by Douglas B. Stevenson, Director, Center for Seafarers’ Rights
Even though Somali pirates have not captured a ship in more than two years, the effects of piracy on seafarers have not gone away. Recent reports of violent pirate attacks on ships in West Africa and Southeast Asia highlight the dangers that seafarers continue to endure. Somali pirates are still holding 38 seafarers hostage—seafarers they have held for more than three years. Since 2006, pirates have attacked and held hostage more than 5,000 seafarers.
Assisting and advocating for seafarers affected by piracy remains a high priority for the Seamen’s Church Institute (SCI). Our clinical study with Mt. Sinai School of Medicine of the effects of piracy has proven a valuable tool in preparing seafarers and their families for dealing with piracy—with both preventative and therapeutic measures. Unfortunately, many seafarers are reluctant to take advantage of effective therapies to deal with stress-related symptoms because of stigmas against mental healthcare or concerns about future employability.
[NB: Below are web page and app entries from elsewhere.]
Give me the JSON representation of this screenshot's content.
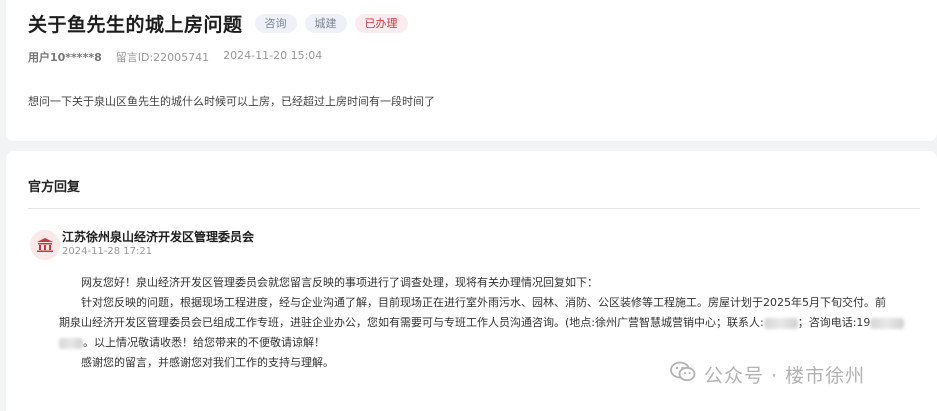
{
  "question": {
    "title": "关于鱼先生的城上房问题",
    "tags": [
      "咨询",
      "城建",
      "已办理"
    ],
    "user": "用户10*****8",
    "message_id": "留言ID:22005741",
    "time": "2024-11-20 15:04",
    "content": "想问一下关于泉山区鱼先生的城什么时候可以上房，已经超过上房时间有一段时间了"
  },
  "reply_section": {
    "heading": "官方回复",
    "org_icon": "government-building-icon",
    "org_name": "江苏徐州泉山经济开发区管理委员会",
    "reply_time": "2024-11-28 17:21",
    "p1": "网友您好！泉山经济开发区管理委员会就您留言反映的事项进行了调查处理，现将有关办理情况回复如下：",
    "p2": "针对您反映的问题，根据现场工程进度，经与企业沟通了解，目前现场正在进行室外雨污水、园林、消防、公区装修等工程施工。房屋计划于2025年5月下旬交付。前",
    "p3_a": "期泉山经济开发区管理委员会已组成工作专班，进驻企业办公，您如有需要可与专班工作人员沟通咨询。(地点:徐州广营智慧城营销中心；联系人:",
    "p3_b": "；咨询电话:19",
    "p4": "。以上情况敬请收悉！给您带来的不便敬请谅解！",
    "p5": "感谢您的留言，并感谢您对我们工作的支持与理解。"
  },
  "watermark": {
    "icon": "wechat-icon",
    "text": "公众号 · 楼市徐州"
  }
}
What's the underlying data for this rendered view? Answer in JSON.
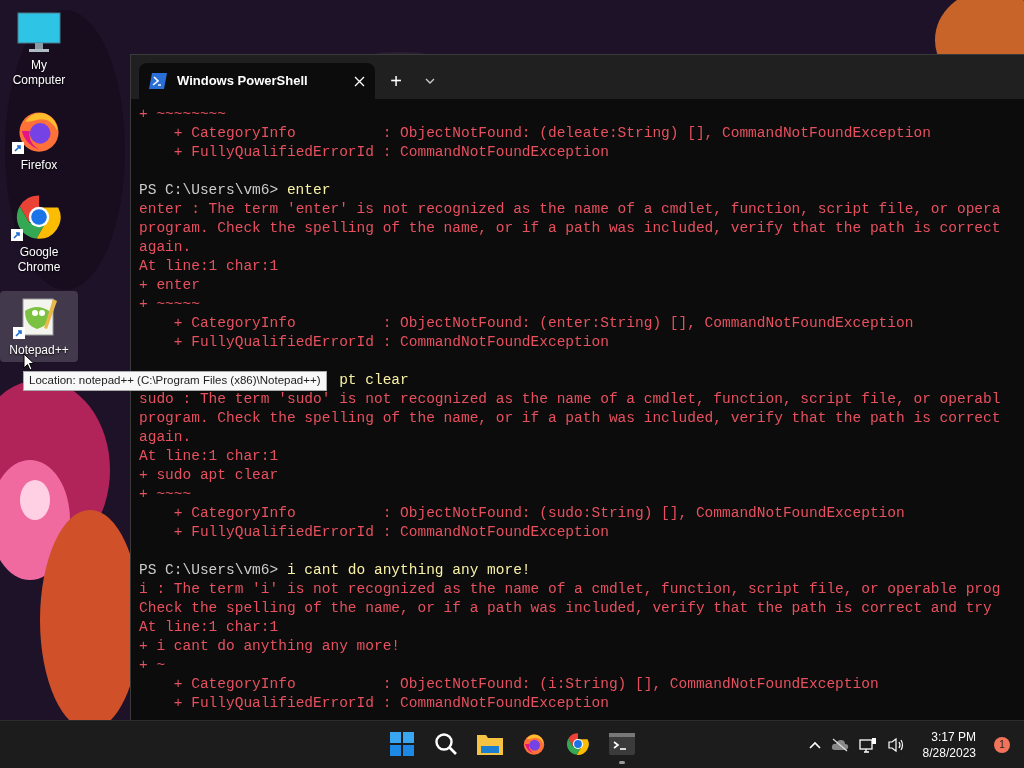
{
  "desktop_icons": [
    {
      "label": "My Computer",
      "kind": "monitor",
      "selected": false
    },
    {
      "label": "Firefox",
      "kind": "firefox",
      "selected": false
    },
    {
      "label": "Google Chrome",
      "kind": "chrome",
      "selected": false
    },
    {
      "label": "Notepad++",
      "kind": "notepad",
      "selected": true
    }
  ],
  "tooltip": {
    "text": "Location: notepad++ (C:\\Program Files (x86)\\Notepad++)"
  },
  "window": {
    "tabs": [
      {
        "title": "Windows PowerShell",
        "selected": true
      }
    ],
    "new_tab": "+"
  },
  "terminal": {
    "lines": [
      {
        "kind": "error",
        "text": "+ ~~~~~~~~"
      },
      {
        "kind": "error",
        "text": "    + CategoryInfo          : ObjectNotFound: (deleate:String) [], CommandNotFoundException"
      },
      {
        "kind": "error",
        "text": "    + FullyQualifiedErrorId : CommandNotFoundException"
      },
      {
        "kind": "blank"
      },
      {
        "kind": "prompt",
        "prompt": "PS C:\\Users\\vm6>",
        "command": "enter"
      },
      {
        "kind": "error",
        "text": "enter : The term 'enter' is not recognized as the name of a cmdlet, function, script file, or opera"
      },
      {
        "kind": "error",
        "text": "program. Check the spelling of the name, or if a path was included, verify that the path is correct"
      },
      {
        "kind": "error",
        "text": "again."
      },
      {
        "kind": "error",
        "text": "At line:1 char:1"
      },
      {
        "kind": "error",
        "text": "+ enter"
      },
      {
        "kind": "error",
        "text": "+ ~~~~~"
      },
      {
        "kind": "error",
        "text": "    + CategoryInfo          : ObjectNotFound: (enter:String) [], CommandNotFoundException"
      },
      {
        "kind": "error",
        "text": "    + FullyQualifiedErrorId : CommandNotFoundException"
      },
      {
        "kind": "blank"
      },
      {
        "kind": "covered",
        "command": "pt clear"
      },
      {
        "kind": "error",
        "text": "sudo : The term 'sudo' is not recognized as the name of a cmdlet, function, script file, or operabl"
      },
      {
        "kind": "error",
        "text": "program. Check the spelling of the name, or if a path was included, verify that the path is correct"
      },
      {
        "kind": "error",
        "text": "again."
      },
      {
        "kind": "error",
        "text": "At line:1 char:1"
      },
      {
        "kind": "error",
        "text": "+ sudo apt clear"
      },
      {
        "kind": "error",
        "text": "+ ~~~~"
      },
      {
        "kind": "error",
        "text": "    + CategoryInfo          : ObjectNotFound: (sudo:String) [], CommandNotFoundException"
      },
      {
        "kind": "error",
        "text": "    + FullyQualifiedErrorId : CommandNotFoundException"
      },
      {
        "kind": "blank"
      },
      {
        "kind": "prompt",
        "prompt": "PS C:\\Users\\vm6>",
        "command": "i cant do anything any more!"
      },
      {
        "kind": "error",
        "text": "i : The term 'i' is not recognized as the name of a cmdlet, function, script file, or operable prog"
      },
      {
        "kind": "error",
        "text": "Check the spelling of the name, or if a path was included, verify that the path is correct and try"
      },
      {
        "kind": "error",
        "text": "At line:1 char:1"
      },
      {
        "kind": "error",
        "text": "+ i cant do anything any more!"
      },
      {
        "kind": "error",
        "text": "+ ~"
      },
      {
        "kind": "error",
        "text": "    + CategoryInfo          : ObjectNotFound: (i:String) [], CommandNotFoundException"
      },
      {
        "kind": "error",
        "text": "    + FullyQualifiedErrorId : CommandNotFoundException"
      }
    ]
  },
  "taskbar": {
    "apps": [
      {
        "kind": "start",
        "selected": false
      },
      {
        "kind": "search",
        "selected": false
      },
      {
        "kind": "folder",
        "selected": false
      },
      {
        "kind": "firefox",
        "selected": false
      },
      {
        "kind": "chrome",
        "selected": false
      },
      {
        "kind": "terminal",
        "selected": true
      }
    ],
    "clock": {
      "time": "3:17 PM",
      "date": "8/28/2023"
    },
    "notifications": "1"
  }
}
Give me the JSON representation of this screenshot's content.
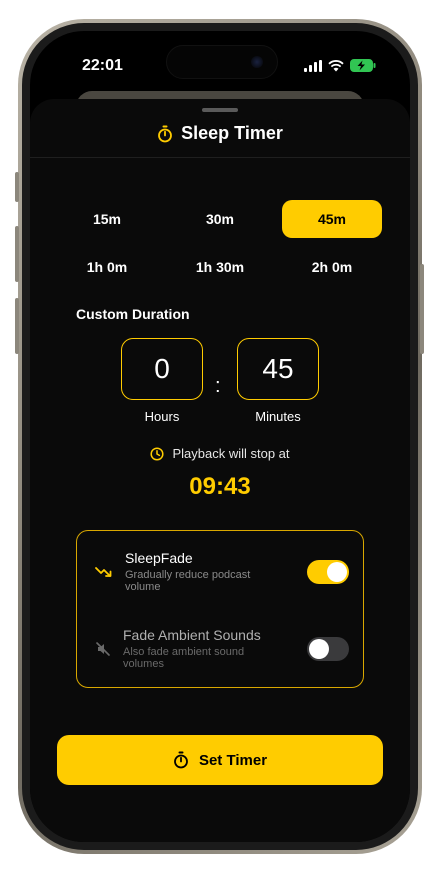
{
  "status_bar": {
    "time": "22:01",
    "icons": [
      "signal-icon",
      "wifi-icon",
      "battery-charging-icon"
    ]
  },
  "sheet": {
    "title": "Sleep Timer",
    "title_icon": "stopwatch-icon"
  },
  "presets": [
    {
      "label": "15m",
      "selected": false
    },
    {
      "label": "30m",
      "selected": false
    },
    {
      "label": "45m",
      "selected": true
    },
    {
      "label": "1h 0m",
      "selected": false
    },
    {
      "label": "1h 30m",
      "selected": false
    },
    {
      "label": "2h 0m",
      "selected": false
    }
  ],
  "custom": {
    "label": "Custom Duration",
    "hours_value": "0",
    "minutes_value": "45",
    "separator": ":",
    "hours_label": "Hours",
    "minutes_label": "Minutes"
  },
  "stop_info": {
    "text": "Playback will stop at",
    "time": "09:43",
    "icon": "clock-icon"
  },
  "options": {
    "sleepfade": {
      "title": "SleepFade",
      "subtitle": "Gradually reduce podcast volume",
      "enabled": true,
      "icon": "trend-down-icon"
    },
    "ambient": {
      "title": "Fade Ambient Sounds",
      "subtitle": "Also fade ambient sound volumes",
      "enabled": false,
      "icon": "speaker-muted-icon"
    }
  },
  "action": {
    "label": "Set Timer",
    "icon": "stopwatch-icon"
  },
  "colors": {
    "accent": "#ffcc00",
    "background": "#0a0a0a",
    "text": "#ffffff"
  }
}
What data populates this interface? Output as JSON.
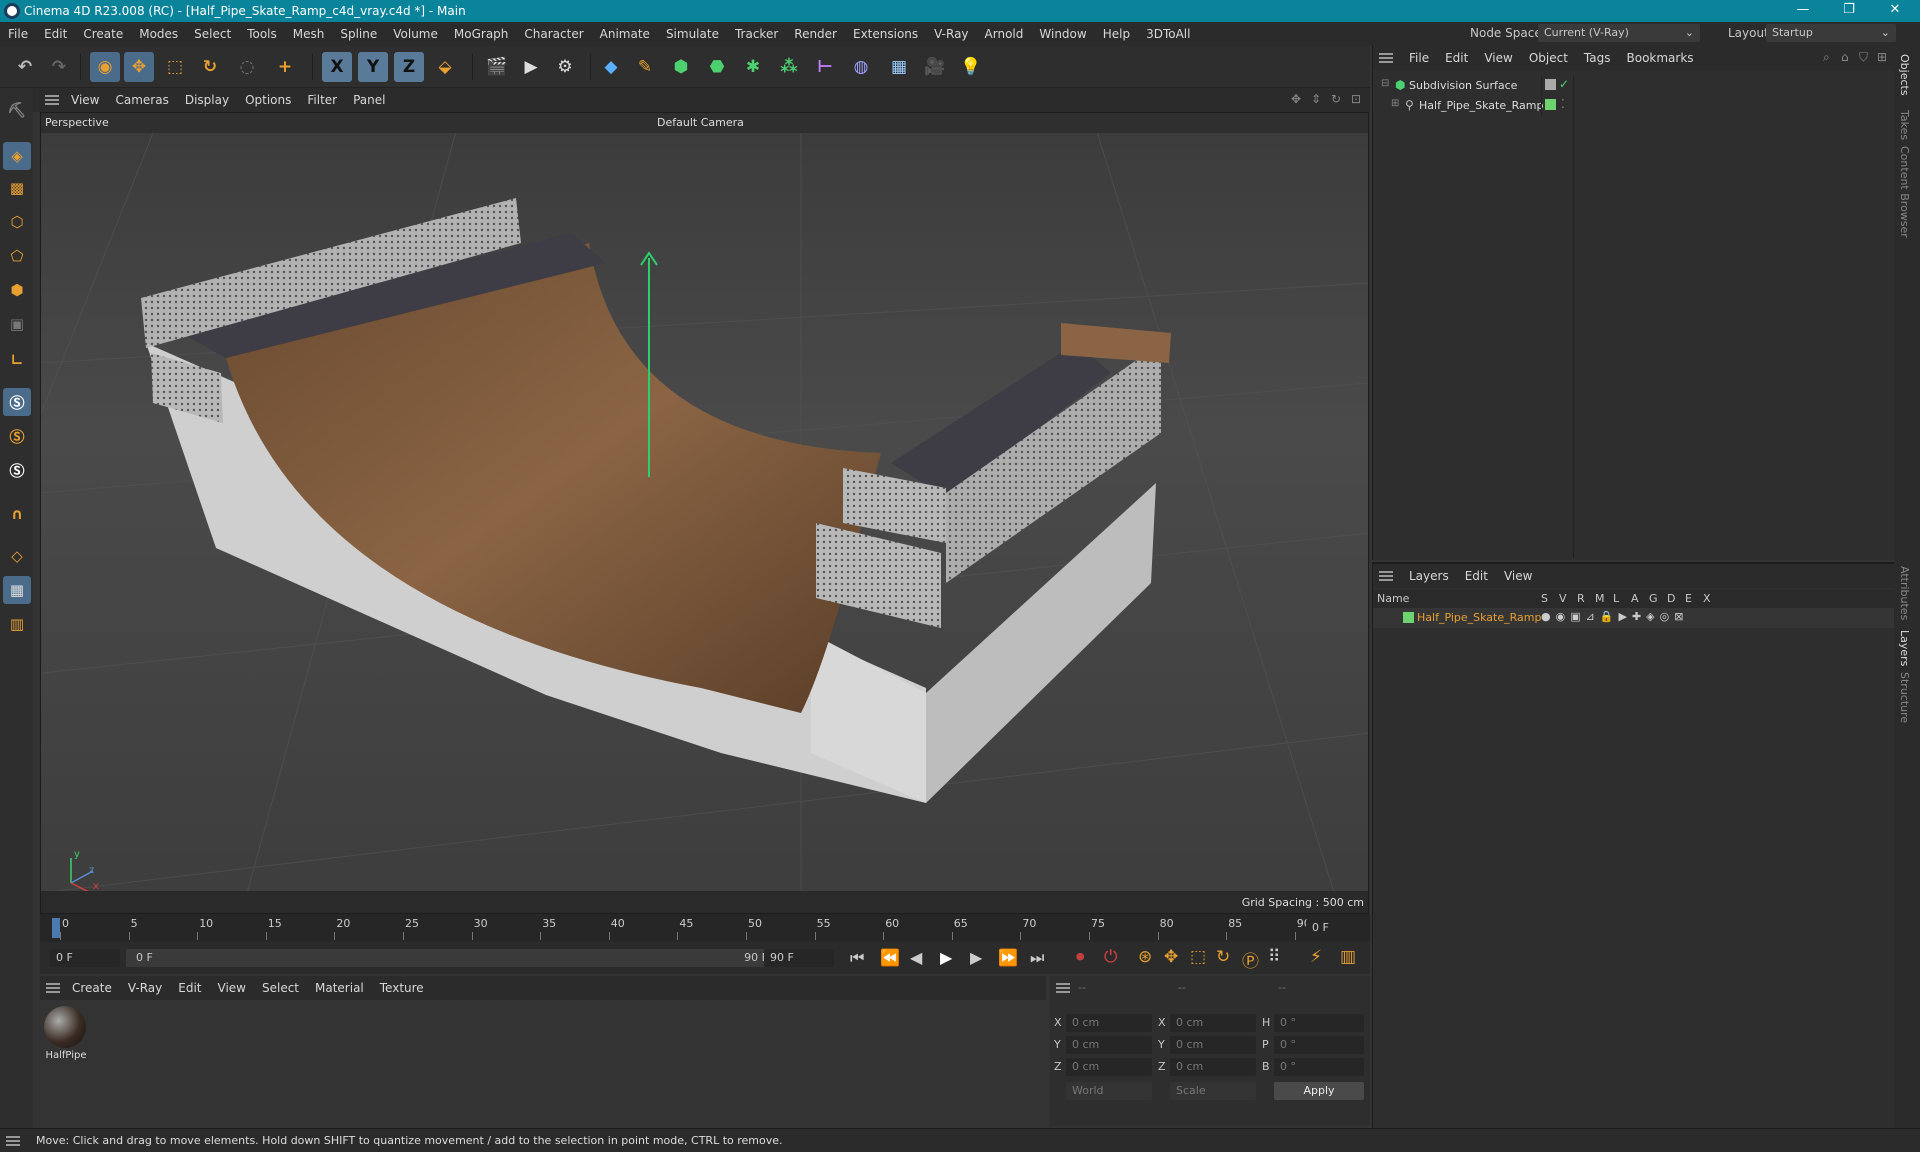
{
  "window": {
    "title": "Cinema 4D R23.008 (RC) - [Half_Pipe_Skate_Ramp_c4d_vray.c4d *] - Main",
    "min": "—",
    "max": "❐",
    "close": "✕"
  },
  "menu": [
    "File",
    "Edit",
    "Create",
    "Modes",
    "Select",
    "Tools",
    "Mesh",
    "Spline",
    "Volume",
    "MoGraph",
    "Character",
    "Animate",
    "Simulate",
    "Tracker",
    "Render",
    "Extensions",
    "V-Ray",
    "Arnold",
    "Window",
    "Help",
    "3DToAll"
  ],
  "node_space": {
    "label": "Node Space:",
    "value": "Current (V-Ray)"
  },
  "layout": {
    "label": "Layout:",
    "value": "Startup"
  },
  "toolbar_axes": [
    "X",
    "Y",
    "Z"
  ],
  "viewport": {
    "menu": [
      "View",
      "Cameras",
      "Display",
      "Options",
      "Filter",
      "Panel"
    ],
    "name": "Perspective",
    "camera": "Default Camera",
    "grid_spacing": "Grid Spacing : 500 cm",
    "axis": {
      "y": "y",
      "z": "z",
      "x": "x"
    }
  },
  "timeline": {
    "ticks": [
      "0",
      "5",
      "10",
      "15",
      "20",
      "25",
      "30",
      "35",
      "40",
      "45",
      "50",
      "55",
      "60",
      "65",
      "70",
      "75",
      "80",
      "85",
      "90"
    ],
    "end_field": "0 F"
  },
  "playbar": {
    "current": "0 F",
    "range_start": "0 F",
    "range_end": "90 F",
    "max": "90 F"
  },
  "materials": {
    "menu": [
      "Create",
      "V-Ray",
      "Edit",
      "View",
      "Select",
      "Material",
      "Texture"
    ],
    "items": [
      {
        "name": "HalfPipe"
      }
    ]
  },
  "coords": {
    "headers": [
      "--",
      "--",
      "--"
    ],
    "rows": [
      {
        "a": "X",
        "av": "0 cm",
        "b": "X",
        "bv": "0 cm",
        "c": "H",
        "cv": "0 °"
      },
      {
        "a": "Y",
        "av": "0 cm",
        "b": "Y",
        "bv": "0 cm",
        "c": "P",
        "cv": "0 °"
      },
      {
        "a": "Z",
        "av": "0 cm",
        "b": "Z",
        "bv": "0 cm",
        "c": "B",
        "cv": "0 °"
      }
    ],
    "mode": "World",
    "scale": "Scale",
    "apply": "Apply"
  },
  "objects": {
    "menu": [
      "File",
      "Edit",
      "View",
      "Object",
      "Tags",
      "Bookmarks"
    ],
    "tree": [
      {
        "name": "Subdivision Surface",
        "color": "#6ed26e"
      },
      {
        "name": "Half_Pipe_Skate_Ramp",
        "color": "#6ed26e"
      }
    ]
  },
  "layers": {
    "menu": [
      "Layers",
      "Edit",
      "View"
    ],
    "columns": [
      "Name",
      "S",
      "V",
      "R",
      "M",
      "L",
      "A",
      "G",
      "D",
      "E",
      "X"
    ],
    "rows": [
      {
        "name": "Half_Pipe_Skate_Ramp",
        "color": "#6ed26e"
      }
    ]
  },
  "side_tabs": [
    "Objects",
    "Takes",
    "Content Browser",
    "Attributes",
    "Layers",
    "Structure"
  ],
  "status": "Move: Click and drag to move elements. Hold down SHIFT to quantize movement / add to the selection in point mode, CTRL to remove."
}
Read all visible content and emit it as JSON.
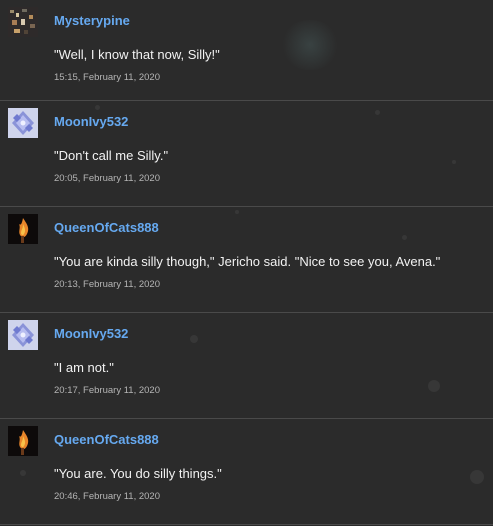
{
  "posts": [
    {
      "username": "Mysterypine",
      "avatar": "mysterypine-avatar",
      "message": "\"Well, I know that now, Silly!\"",
      "timestamp": "15:15, February 11, 2020"
    },
    {
      "username": "MoonIvy532",
      "avatar": "moonivy-avatar",
      "message": "\"Don't call me Silly.\"",
      "timestamp": "20:05, February 11, 2020"
    },
    {
      "username": "QueenOfCats888",
      "avatar": "queenofcats-avatar",
      "message": "\"You are kinda silly though,\" Jericho said. \"Nice to see you, Avena.\"",
      "timestamp": "20:13, February 11, 2020"
    },
    {
      "username": "MoonIvy532",
      "avatar": "moonivy-avatar",
      "message": "\"I am not.\"",
      "timestamp": "20:17, February 11, 2020"
    },
    {
      "username": "QueenOfCats888",
      "avatar": "queenofcats-avatar",
      "message": "\"You are. You do silly things.\"",
      "timestamp": "20:46, February 11, 2020"
    }
  ],
  "colors": {
    "background": "#2b2b2b",
    "username": "#66a9f0",
    "message": "#f2f2f2",
    "timestamp": "#b5b5b5",
    "divider": "#4a4a4a"
  }
}
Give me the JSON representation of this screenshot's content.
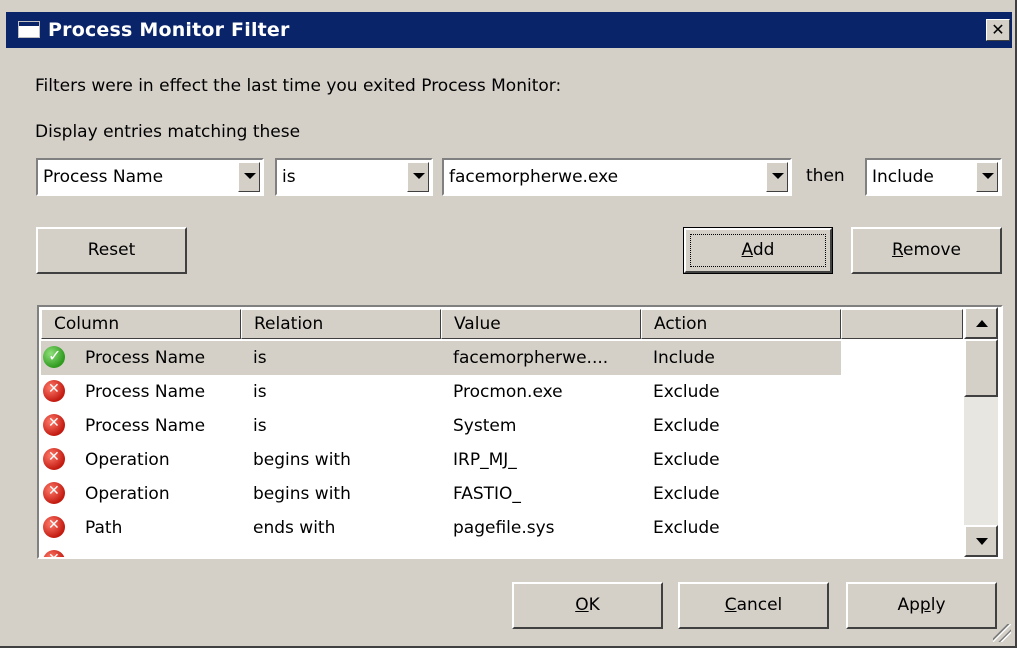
{
  "window": {
    "title": "Process Monitor Filter",
    "close_label": "✕"
  },
  "intro_text": "Filters were in effect the last time you exited Process Monitor:",
  "match_label": "Display entries matching these",
  "filter_row": {
    "column": "Process Name",
    "relation": "is",
    "value": "facemorpherwe.exe",
    "then_label": "then",
    "action": "Include"
  },
  "buttons": {
    "reset": "Reset",
    "add_prefix": "",
    "add_key": "A",
    "add_rest": "dd",
    "remove_key": "R",
    "remove_rest": "emove",
    "ok_key": "O",
    "ok_rest": "K",
    "cancel_key": "C",
    "cancel_rest": "ancel",
    "apply_prefix": "Ap",
    "apply_key": "p",
    "apply_rest": "ly"
  },
  "table": {
    "headers": [
      "Column",
      "Relation",
      "Value",
      "Action"
    ],
    "rows": [
      {
        "icon": "check-icon",
        "column": "Process Name",
        "relation": "is",
        "value": "facemorpherwe....",
        "action": "Include"
      },
      {
        "icon": "exclude-icon",
        "column": "Process Name",
        "relation": "is",
        "value": "Procmon.exe",
        "action": "Exclude"
      },
      {
        "icon": "exclude-icon",
        "column": "Process Name",
        "relation": "is",
        "value": "System",
        "action": "Exclude"
      },
      {
        "icon": "exclude-icon",
        "column": "Operation",
        "relation": "begins with",
        "value": "IRP_MJ_",
        "action": "Exclude"
      },
      {
        "icon": "exclude-icon",
        "column": "Operation",
        "relation": "begins with",
        "value": "FASTIO_",
        "action": "Exclude"
      },
      {
        "icon": "exclude-icon",
        "column": "Path",
        "relation": "ends with",
        "value": "pagefile.sys",
        "action": "Exclude"
      }
    ]
  },
  "colors": {
    "titlebar": "#0a246a",
    "face": "#d4d0c8",
    "include": "#2e9a1e",
    "exclude": "#c31a10"
  }
}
We asked Captain Richard Phillips for assistance. He immediately agreed to help us help other seafarers by sharing his experiences in a video produced at Trinity Wall Street’s recording studio. Captain Phillips knows firsthand the symptoms that can follow extremely stressful situations, as well as the benefits of therapies to deal with those symptoms. Find an excerpt from his interview in which he encourages seafarers to get the help they need on Trinity’s website here.